━━ DATA RECORDS

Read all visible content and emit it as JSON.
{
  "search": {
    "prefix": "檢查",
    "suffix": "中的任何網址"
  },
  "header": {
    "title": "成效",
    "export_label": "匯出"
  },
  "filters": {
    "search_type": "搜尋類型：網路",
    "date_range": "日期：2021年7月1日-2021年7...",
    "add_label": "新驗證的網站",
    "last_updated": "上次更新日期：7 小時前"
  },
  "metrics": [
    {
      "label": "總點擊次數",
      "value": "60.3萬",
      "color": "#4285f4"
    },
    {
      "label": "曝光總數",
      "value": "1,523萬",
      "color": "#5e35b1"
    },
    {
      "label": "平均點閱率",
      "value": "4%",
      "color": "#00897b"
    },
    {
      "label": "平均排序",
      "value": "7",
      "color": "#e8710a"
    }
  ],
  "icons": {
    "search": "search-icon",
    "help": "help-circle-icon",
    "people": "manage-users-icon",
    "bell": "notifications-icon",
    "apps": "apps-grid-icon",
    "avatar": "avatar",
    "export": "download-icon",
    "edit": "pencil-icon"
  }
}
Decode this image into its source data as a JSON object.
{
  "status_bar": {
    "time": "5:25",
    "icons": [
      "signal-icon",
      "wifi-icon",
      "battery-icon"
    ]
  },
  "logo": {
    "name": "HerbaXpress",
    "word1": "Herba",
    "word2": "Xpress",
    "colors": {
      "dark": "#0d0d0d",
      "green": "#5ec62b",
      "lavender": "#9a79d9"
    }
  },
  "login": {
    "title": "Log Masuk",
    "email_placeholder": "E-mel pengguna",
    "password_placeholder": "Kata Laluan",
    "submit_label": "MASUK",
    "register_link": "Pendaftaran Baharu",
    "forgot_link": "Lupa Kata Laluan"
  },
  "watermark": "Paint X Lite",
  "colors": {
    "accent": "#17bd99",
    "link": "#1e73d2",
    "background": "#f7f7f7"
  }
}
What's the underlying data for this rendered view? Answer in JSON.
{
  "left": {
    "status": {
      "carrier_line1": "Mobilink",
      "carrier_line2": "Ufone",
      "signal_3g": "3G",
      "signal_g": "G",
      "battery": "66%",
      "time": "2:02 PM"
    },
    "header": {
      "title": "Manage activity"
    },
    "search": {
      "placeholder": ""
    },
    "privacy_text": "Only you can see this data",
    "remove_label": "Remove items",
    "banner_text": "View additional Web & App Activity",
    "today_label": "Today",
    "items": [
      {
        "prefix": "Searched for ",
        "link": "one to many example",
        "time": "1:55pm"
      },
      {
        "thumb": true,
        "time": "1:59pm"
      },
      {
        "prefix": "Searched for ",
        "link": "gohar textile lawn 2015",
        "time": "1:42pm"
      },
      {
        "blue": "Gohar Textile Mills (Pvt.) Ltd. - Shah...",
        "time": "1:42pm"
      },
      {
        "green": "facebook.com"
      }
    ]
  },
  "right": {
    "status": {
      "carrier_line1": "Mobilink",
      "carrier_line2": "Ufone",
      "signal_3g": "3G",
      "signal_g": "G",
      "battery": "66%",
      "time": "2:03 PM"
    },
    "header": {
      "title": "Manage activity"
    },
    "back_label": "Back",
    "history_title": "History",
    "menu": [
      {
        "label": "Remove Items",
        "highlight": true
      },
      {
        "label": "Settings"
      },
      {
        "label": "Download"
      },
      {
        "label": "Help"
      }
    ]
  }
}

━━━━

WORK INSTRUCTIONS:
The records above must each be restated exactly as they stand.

RESULT:
Read all visible content and emit it as JSON.
{
  "search": {
    "prefix": "檢查",
    "suffix": "中的任何網址"
  },
  "header": {
    "title": "成效",
    "export_label": "匯出"
  },
  "filters": {
    "search_type": "搜尋類型：網路",
    "date_range": "日期：2021年7月1日-2021年7...",
    "add_label": "新驗證的網站",
    "last_updated": "上次更新日期：7 小時前"
  },
  "metrics": [
    {
      "label": "總點擊次數",
      "value": "60.3萬",
      "color": "#4285f4"
    },
    {
      "label": "曝光總數",
      "value": "1,523萬",
      "color": "#5e35b1"
    },
    {
      "label": "平均點閱率",
      "value": "4%",
      "color": "#00897b"
    },
    {
      "label": "平均排序",
      "value": "7",
      "color": "#e8710a"
    }
  ],
  "icons": {
    "search": "search-icon",
    "help": "help-circle-icon",
    "people": "manage-users-icon",
    "bell": "notifications-icon",
    "apps": "apps-grid-icon",
    "avatar": "avatar",
    "export": "download-icon",
    "edit": "pencil-icon"
  }
}
Decode this image into its source data as a JSON object.
{
  "status_bar": {
    "time": "5:25",
    "icons": [
      "signal-icon",
      "wifi-icon",
      "battery-icon"
    ]
  },
  "logo": {
    "name": "HerbaXpress",
    "word1": "Herba",
    "word2": "Xpress",
    "colors": {
      "dark": "#0d0d0d",
      "green": "#5ec62b",
      "lavender": "#9a79d9"
    }
  },
  "login": {
    "title": "Log Masuk",
    "email_placeholder": "E-mel pengguna",
    "password_placeholder": "Kata Laluan",
    "submit_label": "MASUK",
    "register_link": "Pendaftaran Baharu",
    "forgot_link": "Lupa Kata Laluan"
  },
  "watermark": "Paint X Lite",
  "colors": {
    "accent": "#17bd99",
    "link": "#1e73d2",
    "background": "#f7f7f7"
  }
}
What's the underlying data for this rendered view? Answer in JSON.
{
  "left": {
    "status": {
      "carrier_line1": "Mobilink",
      "carrier_line2": "Ufone",
      "signal_3g": "3G",
      "signal_g": "G",
      "battery": "66%",
      "time": "2:02 PM"
    },
    "header": {
      "title": "Manage activity"
    },
    "search": {
      "placeholder": ""
    },
    "privacy_text": "Only you can see this data",
    "remove_label": "Remove items",
    "banner_text": "View additional Web & App Activity",
    "today_label": "Today",
    "items": [
      {
        "prefix": "Searched for ",
        "link": "one to many example",
        "time": "1:55pm"
      },
      {
        "thumb": true,
        "time": "1:59pm"
      },
      {
        "prefix": "Searched for ",
        "link": "gohar textile lawn 2015",
        "time": "1:42pm"
      },
      {
        "blue": "Gohar Textile Mills (Pvt.) Ltd. - Shah...",
        "time": "1:42pm"
      },
      {
        "green": "facebook.com"
      }
    ]
  },
  "right": {
    "status": {
      "carrier_line1": "Mobilink",
      "carrier_line2": "Ufone",
      "signal_3g": "3G",
      "signal_g": "G",
      "battery": "66%",
      "time": "2:03 PM"
    },
    "header": {
      "title": "Manage activity"
    },
    "back_label": "Back",
    "history_title": "History",
    "menu": [
      {
        "label": "Remove Items",
        "highlight": true
      },
      {
        "label": "Settings"
      },
      {
        "label": "Download"
      },
      {
        "label": "Help"
      }
    ]
  }
}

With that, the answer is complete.